*** Opening of Record set ***
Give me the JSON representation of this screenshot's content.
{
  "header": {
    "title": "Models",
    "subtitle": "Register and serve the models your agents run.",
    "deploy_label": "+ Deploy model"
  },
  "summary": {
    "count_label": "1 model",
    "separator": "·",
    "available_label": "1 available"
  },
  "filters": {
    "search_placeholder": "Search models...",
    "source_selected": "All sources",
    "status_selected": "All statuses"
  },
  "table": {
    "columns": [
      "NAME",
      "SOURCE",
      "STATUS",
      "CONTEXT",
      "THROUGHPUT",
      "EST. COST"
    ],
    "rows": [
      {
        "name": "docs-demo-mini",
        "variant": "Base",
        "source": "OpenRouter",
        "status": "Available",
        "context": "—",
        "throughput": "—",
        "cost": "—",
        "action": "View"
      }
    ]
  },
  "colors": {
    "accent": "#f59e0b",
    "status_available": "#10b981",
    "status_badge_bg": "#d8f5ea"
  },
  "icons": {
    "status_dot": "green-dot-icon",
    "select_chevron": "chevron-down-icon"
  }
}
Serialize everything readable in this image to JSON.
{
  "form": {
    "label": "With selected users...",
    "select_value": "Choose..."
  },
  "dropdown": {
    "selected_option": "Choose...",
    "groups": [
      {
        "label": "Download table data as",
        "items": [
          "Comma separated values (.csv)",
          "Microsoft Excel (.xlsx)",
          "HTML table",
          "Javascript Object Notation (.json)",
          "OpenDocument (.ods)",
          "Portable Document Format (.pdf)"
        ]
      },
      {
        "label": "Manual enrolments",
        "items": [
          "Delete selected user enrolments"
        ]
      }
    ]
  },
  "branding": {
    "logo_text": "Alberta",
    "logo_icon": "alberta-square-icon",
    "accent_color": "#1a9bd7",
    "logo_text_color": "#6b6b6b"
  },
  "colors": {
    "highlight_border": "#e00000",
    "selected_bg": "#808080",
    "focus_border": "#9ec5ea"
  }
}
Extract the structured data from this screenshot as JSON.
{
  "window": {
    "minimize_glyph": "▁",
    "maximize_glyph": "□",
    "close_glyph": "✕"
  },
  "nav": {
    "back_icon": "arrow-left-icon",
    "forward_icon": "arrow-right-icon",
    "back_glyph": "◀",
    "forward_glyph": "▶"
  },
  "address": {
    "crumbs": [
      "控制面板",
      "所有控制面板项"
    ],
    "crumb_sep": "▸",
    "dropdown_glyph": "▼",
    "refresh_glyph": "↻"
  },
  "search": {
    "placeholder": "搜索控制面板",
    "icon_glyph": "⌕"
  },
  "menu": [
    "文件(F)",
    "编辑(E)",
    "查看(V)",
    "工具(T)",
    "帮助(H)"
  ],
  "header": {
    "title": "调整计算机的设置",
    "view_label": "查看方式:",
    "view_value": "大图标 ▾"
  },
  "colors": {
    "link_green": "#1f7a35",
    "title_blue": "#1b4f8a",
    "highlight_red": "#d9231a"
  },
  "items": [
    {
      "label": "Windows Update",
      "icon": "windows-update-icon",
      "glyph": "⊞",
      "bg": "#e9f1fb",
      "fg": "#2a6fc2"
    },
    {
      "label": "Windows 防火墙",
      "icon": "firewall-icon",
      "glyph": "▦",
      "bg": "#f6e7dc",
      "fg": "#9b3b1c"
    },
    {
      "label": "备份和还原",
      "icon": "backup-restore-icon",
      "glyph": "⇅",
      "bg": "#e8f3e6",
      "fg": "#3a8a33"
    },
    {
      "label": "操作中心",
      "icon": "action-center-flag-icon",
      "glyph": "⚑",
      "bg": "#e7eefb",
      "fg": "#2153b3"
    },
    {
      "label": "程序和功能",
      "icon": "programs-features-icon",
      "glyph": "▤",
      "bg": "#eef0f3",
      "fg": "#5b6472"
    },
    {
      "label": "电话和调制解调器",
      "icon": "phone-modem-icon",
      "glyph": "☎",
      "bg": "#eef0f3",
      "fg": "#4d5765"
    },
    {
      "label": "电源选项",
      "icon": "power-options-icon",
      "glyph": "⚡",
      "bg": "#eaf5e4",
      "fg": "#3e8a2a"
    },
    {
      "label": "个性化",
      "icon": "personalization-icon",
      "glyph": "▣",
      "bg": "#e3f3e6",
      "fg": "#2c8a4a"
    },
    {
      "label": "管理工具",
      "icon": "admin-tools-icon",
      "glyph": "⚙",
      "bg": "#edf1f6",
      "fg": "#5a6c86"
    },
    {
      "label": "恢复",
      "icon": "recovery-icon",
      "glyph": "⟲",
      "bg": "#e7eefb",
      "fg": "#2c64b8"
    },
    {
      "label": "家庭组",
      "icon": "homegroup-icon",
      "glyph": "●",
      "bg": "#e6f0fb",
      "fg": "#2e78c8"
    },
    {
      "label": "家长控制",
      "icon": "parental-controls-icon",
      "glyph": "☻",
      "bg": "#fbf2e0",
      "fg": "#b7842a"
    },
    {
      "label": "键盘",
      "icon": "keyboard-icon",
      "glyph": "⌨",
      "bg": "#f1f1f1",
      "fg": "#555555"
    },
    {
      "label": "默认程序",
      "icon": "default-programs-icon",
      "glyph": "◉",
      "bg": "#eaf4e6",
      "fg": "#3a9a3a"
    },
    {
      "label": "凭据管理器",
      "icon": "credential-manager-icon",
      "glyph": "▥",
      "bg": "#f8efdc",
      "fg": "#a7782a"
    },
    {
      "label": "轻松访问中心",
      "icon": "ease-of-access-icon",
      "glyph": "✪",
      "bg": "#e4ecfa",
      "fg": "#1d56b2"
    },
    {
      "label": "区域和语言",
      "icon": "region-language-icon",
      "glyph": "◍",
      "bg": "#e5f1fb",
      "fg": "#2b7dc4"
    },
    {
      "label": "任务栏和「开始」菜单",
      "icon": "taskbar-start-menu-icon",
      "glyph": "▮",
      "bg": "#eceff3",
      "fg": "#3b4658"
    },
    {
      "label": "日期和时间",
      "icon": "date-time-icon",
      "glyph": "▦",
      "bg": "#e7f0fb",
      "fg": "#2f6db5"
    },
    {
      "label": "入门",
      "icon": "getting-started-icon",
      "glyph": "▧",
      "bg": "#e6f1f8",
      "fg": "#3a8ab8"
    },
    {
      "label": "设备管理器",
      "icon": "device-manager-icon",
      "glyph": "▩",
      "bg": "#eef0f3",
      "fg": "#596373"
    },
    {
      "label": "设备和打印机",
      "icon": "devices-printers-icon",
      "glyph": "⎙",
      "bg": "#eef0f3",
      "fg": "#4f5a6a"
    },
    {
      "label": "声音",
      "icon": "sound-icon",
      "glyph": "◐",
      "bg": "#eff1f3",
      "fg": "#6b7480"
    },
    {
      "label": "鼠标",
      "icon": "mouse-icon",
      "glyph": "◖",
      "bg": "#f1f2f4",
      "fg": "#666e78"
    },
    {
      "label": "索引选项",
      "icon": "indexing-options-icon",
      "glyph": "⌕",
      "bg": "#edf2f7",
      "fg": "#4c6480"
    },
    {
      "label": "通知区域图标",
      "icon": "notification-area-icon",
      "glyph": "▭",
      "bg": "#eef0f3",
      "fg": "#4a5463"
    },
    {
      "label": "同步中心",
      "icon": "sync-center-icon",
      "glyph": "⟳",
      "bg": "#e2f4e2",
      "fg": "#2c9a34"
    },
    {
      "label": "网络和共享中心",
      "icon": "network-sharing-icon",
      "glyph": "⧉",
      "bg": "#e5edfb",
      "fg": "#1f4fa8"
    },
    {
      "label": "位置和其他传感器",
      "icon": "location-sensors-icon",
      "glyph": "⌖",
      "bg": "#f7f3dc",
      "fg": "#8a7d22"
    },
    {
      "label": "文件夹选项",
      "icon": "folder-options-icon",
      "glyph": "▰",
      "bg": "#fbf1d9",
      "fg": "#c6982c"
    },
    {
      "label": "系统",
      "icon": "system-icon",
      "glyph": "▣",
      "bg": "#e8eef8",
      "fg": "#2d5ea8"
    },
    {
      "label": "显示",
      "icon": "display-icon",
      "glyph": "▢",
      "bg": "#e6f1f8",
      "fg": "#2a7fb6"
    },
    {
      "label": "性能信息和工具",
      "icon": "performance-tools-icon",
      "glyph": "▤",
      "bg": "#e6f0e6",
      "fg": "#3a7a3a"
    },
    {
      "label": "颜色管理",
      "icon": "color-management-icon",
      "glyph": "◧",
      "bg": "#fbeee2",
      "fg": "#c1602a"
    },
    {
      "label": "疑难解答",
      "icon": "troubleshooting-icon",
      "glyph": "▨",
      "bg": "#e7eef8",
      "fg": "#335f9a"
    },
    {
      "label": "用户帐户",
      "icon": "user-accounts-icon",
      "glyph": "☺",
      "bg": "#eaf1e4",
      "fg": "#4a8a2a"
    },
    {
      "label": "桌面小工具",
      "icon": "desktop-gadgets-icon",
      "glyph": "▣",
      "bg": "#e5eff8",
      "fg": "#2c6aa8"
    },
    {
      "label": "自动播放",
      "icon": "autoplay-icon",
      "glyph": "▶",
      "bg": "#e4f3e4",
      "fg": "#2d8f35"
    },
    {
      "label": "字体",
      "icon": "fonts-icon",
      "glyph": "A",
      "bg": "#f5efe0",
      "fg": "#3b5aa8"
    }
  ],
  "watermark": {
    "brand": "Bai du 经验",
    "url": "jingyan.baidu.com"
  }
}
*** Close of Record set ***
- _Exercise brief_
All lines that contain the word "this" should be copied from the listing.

- _Task response_
Give me the JSON representation of this screenshot's content.
Serialize everything readable in this image to JSON.
Extract the structured data from this screenshot as JSON.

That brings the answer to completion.